The other day, our team was confounded over how to connect a C-channel to an 84-tooth gear, & we need the arm to be parallel to the ground. Help, please!

With screws and nuts, or you could use zipties i guess

there are holes in the gear

there are holes in c channels

you put a screw through both holes

and you put a nut on the other end

do this atleast 2 times

or you could use zipties

Use 3/4 in screws, and place spacers between the gear and the c channel, so that the gear is not directly touching the c channel.

I see you repeatedly asking simple, googleable questions. Why can’t you just search for pictures of how others have done it? Please do that before posting randomly on the forums.

There are a lot of methods which depend on how the C-channel needs to be oriented, etc. But one place to search will be YouTube. I suggest you search for “Vex starstruck claw” since many of those claw designs used C-channels connected to gears.

Here’s just one:

What’s the problem with that? The only thing I would bear in mind is that you need to be careful when mounting screws through a hole with space between it and the bar (where the gear is thinner).

No problem, I’m just worried about the same thing you are.

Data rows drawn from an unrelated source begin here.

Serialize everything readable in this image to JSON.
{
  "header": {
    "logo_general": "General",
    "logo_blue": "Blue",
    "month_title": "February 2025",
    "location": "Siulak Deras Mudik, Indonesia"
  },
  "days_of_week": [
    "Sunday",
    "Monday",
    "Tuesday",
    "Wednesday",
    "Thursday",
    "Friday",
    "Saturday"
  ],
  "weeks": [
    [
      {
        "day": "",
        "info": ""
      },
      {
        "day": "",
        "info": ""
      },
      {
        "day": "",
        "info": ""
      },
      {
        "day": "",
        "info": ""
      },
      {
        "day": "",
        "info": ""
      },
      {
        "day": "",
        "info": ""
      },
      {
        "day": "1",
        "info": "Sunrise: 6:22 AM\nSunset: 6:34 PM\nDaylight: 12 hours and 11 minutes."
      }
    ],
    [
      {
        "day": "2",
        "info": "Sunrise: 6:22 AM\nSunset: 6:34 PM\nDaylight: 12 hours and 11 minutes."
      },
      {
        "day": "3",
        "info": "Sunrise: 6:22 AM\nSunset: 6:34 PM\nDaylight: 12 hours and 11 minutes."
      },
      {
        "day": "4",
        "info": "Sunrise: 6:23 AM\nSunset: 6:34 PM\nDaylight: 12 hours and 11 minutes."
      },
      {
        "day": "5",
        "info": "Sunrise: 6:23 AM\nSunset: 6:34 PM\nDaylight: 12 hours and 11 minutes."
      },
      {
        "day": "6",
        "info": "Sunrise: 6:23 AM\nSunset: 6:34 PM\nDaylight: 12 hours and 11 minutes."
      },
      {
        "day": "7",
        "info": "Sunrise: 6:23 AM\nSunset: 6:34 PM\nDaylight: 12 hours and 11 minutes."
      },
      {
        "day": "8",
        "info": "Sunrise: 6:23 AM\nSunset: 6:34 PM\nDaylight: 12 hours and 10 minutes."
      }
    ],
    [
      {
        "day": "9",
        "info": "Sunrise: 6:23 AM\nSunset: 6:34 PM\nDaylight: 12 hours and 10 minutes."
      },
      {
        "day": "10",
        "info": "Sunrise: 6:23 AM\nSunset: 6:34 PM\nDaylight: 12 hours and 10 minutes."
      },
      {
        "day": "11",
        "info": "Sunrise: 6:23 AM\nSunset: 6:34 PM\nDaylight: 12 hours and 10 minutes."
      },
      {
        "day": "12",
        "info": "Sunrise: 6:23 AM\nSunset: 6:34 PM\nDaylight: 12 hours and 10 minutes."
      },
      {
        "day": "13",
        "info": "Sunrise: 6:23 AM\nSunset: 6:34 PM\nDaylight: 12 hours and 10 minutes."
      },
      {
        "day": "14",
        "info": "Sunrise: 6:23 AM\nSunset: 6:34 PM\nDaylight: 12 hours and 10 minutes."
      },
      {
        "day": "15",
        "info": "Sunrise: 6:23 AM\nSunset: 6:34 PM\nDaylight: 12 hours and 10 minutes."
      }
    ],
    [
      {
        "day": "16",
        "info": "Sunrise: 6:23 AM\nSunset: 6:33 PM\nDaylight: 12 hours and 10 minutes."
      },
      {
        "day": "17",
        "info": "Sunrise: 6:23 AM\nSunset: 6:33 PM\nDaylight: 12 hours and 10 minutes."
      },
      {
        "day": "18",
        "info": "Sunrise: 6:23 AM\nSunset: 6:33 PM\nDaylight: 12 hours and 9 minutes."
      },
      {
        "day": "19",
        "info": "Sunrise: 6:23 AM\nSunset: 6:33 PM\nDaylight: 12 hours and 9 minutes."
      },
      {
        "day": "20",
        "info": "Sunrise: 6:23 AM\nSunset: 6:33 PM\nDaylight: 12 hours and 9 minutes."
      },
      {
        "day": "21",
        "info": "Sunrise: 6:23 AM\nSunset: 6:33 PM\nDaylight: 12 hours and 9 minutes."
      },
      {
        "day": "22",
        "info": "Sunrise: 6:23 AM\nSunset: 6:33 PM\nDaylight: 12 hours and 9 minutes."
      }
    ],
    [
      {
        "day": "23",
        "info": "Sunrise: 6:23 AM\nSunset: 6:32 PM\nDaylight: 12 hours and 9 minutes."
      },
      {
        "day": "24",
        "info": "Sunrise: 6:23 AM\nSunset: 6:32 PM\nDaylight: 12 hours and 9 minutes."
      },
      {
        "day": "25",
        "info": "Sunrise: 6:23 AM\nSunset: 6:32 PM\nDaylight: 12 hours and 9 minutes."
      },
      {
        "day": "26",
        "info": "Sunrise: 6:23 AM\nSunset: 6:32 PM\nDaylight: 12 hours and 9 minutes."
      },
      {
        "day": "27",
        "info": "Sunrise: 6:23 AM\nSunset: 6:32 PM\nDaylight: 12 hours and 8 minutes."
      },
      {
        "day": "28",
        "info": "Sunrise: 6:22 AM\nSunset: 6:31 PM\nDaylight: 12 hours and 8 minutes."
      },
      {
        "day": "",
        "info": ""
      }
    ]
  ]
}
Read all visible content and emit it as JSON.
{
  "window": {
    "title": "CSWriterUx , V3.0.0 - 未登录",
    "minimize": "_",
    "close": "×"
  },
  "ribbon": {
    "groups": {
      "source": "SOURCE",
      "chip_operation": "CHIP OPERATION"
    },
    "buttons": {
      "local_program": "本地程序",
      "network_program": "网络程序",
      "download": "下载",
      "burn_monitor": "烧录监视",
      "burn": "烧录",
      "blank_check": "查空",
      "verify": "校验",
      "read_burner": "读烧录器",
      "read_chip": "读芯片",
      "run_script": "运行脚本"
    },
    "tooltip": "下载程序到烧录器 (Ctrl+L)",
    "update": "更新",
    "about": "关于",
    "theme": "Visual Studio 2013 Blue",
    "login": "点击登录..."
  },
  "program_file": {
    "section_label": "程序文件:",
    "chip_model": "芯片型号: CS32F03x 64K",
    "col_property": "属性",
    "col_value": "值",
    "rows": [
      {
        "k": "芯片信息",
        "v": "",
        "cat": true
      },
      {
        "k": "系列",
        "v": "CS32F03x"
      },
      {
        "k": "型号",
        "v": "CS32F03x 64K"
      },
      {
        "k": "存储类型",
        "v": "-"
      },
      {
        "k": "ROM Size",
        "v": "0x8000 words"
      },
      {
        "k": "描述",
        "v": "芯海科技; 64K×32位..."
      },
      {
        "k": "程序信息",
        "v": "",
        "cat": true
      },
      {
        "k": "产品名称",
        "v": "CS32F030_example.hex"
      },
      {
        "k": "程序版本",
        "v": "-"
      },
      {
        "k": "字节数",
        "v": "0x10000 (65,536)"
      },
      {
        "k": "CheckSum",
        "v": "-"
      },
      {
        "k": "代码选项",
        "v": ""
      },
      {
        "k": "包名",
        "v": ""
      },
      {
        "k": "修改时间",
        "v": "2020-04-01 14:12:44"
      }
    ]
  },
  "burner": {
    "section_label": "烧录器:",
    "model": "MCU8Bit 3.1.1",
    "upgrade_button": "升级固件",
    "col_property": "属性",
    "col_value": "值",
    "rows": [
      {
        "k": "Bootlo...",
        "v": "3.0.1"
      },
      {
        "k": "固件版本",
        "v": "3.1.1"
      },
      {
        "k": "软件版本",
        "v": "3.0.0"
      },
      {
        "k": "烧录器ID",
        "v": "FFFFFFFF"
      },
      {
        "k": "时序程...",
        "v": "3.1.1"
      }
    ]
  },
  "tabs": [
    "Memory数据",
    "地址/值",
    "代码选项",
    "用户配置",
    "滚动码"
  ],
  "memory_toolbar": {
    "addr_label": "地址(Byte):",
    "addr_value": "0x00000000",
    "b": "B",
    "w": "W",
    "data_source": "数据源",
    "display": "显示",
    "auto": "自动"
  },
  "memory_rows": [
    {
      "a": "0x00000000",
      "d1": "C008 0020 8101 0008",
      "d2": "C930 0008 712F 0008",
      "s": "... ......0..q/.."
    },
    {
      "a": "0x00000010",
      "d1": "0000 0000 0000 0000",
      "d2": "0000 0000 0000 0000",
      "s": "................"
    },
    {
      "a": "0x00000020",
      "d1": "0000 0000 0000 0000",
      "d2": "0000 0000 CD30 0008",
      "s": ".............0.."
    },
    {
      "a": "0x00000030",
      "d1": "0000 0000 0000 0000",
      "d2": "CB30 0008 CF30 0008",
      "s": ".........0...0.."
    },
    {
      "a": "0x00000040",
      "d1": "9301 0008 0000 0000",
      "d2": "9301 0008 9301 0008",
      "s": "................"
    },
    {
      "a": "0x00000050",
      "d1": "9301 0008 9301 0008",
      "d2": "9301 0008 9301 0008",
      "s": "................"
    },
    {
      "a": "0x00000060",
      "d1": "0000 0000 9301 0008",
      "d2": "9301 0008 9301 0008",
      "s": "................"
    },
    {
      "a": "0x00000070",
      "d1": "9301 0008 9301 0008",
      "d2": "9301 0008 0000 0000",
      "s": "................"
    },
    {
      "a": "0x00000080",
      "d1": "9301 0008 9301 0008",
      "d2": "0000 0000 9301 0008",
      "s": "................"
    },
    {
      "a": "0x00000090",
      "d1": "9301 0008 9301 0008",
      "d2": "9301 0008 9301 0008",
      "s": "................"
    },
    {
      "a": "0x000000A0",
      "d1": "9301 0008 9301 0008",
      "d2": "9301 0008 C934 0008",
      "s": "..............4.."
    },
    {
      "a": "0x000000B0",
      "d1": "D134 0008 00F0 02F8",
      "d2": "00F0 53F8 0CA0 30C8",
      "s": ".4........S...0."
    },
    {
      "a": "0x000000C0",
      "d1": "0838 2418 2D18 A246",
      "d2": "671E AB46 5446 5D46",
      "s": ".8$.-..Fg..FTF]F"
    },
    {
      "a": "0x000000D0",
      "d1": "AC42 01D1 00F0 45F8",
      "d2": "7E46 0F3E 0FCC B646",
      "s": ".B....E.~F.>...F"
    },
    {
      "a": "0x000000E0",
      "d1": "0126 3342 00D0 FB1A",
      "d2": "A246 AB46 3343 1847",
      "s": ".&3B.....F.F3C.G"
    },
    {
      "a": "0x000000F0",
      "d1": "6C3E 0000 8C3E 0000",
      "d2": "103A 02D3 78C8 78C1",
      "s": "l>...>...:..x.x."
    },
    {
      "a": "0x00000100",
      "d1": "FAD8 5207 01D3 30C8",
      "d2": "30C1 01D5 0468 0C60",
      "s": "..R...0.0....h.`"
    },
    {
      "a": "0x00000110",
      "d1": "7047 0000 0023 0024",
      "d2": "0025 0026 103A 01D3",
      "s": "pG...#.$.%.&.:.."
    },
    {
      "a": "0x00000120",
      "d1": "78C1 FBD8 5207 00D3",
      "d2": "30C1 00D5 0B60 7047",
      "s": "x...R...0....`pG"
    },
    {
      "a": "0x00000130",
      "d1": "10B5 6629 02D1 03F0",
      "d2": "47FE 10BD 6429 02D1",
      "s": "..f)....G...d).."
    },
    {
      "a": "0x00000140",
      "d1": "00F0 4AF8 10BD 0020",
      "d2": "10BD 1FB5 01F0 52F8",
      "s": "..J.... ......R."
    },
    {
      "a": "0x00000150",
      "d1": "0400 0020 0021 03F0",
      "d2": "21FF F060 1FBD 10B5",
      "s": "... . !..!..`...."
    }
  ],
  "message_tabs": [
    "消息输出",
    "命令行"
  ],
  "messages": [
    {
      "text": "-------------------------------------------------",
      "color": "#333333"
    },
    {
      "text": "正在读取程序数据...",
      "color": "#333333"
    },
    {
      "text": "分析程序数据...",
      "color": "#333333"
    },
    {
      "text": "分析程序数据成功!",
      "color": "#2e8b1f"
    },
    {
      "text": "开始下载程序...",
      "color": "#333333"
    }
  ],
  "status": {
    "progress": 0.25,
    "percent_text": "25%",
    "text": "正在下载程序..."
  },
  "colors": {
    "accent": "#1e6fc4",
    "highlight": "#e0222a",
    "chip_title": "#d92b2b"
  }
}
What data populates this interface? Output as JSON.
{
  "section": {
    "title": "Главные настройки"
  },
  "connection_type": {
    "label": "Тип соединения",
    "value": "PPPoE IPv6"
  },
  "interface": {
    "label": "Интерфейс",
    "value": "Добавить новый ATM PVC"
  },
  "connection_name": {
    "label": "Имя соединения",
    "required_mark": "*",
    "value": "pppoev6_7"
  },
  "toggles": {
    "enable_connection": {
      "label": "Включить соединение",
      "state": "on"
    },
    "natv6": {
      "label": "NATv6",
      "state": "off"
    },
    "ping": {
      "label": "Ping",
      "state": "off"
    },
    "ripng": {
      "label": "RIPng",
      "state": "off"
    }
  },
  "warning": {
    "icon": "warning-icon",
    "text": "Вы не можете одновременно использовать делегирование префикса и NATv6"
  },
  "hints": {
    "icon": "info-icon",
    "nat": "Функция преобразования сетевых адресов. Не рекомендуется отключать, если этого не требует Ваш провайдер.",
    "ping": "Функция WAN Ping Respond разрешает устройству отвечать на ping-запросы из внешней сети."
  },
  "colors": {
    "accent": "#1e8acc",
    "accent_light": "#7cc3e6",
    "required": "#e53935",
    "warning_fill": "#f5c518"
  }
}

For a new team, I imagine it’s easier to add spacing such that the gear isn’t touching the c-channel than to worry about getting the spacing exactly right so that the gear isn’t tilted one way or the other.

Instructions Unclear I stapled my hand to the robot instead.

Instructions in clear, used zip ties instead of screws

instructions unclear, i asked a question before attempting to find out the answer on my own via past posts or videos, or any other way @HowDoITurnThisOn?

Instructions unclear, started a nuclear war, and now both hands are stapled to the robot.

Instructions unclear, F o U n D S o M e W e I r D M e M e S o_O.

You may also want to sandwich a bar lock on the gear to alleviate stress on the plastic and shaft. Not always necessary though.

(picture is larger than actual size)

generally, you should be using circular shaft inserts, because they give you less friction, and that way you dont have to fight thoes to put them on the saft, and you can use 2" screws as shafts which are better and provide less slop

If you’re using high strength gears, you’ll need a high-strength lock bar: These will keep gear hubs from stripping or gears from breaking at high torques.

but who uses high strength axcels?

We use high strenth axles on our claw for EXTRA GRIPPING POWER

HS axles seem to have a lot more friction. Not just at the bearings but it seem like the lack of flex in the axle creates additional friction between gears.

One thing to watch for is how many bearings you’re using. Industrial practice is to use only two bearings per shaft, any more and a flexible coupling or universal joint is required,. (We also usually use a flex coupling between the motor and the first shaft, if direct driving the shaft). Typical VEX robots have a bearing every time a shaft passes through metal. Regular shafts “flex” through the extra bearings and don’t bind too badly, but HS shafts don’t flex, and thus they bind in the extra bearings. This can be avoided by using only two bearings on the shaft, and drilling out oversize holes so the shaft doesn’t touch any metal that it passes through.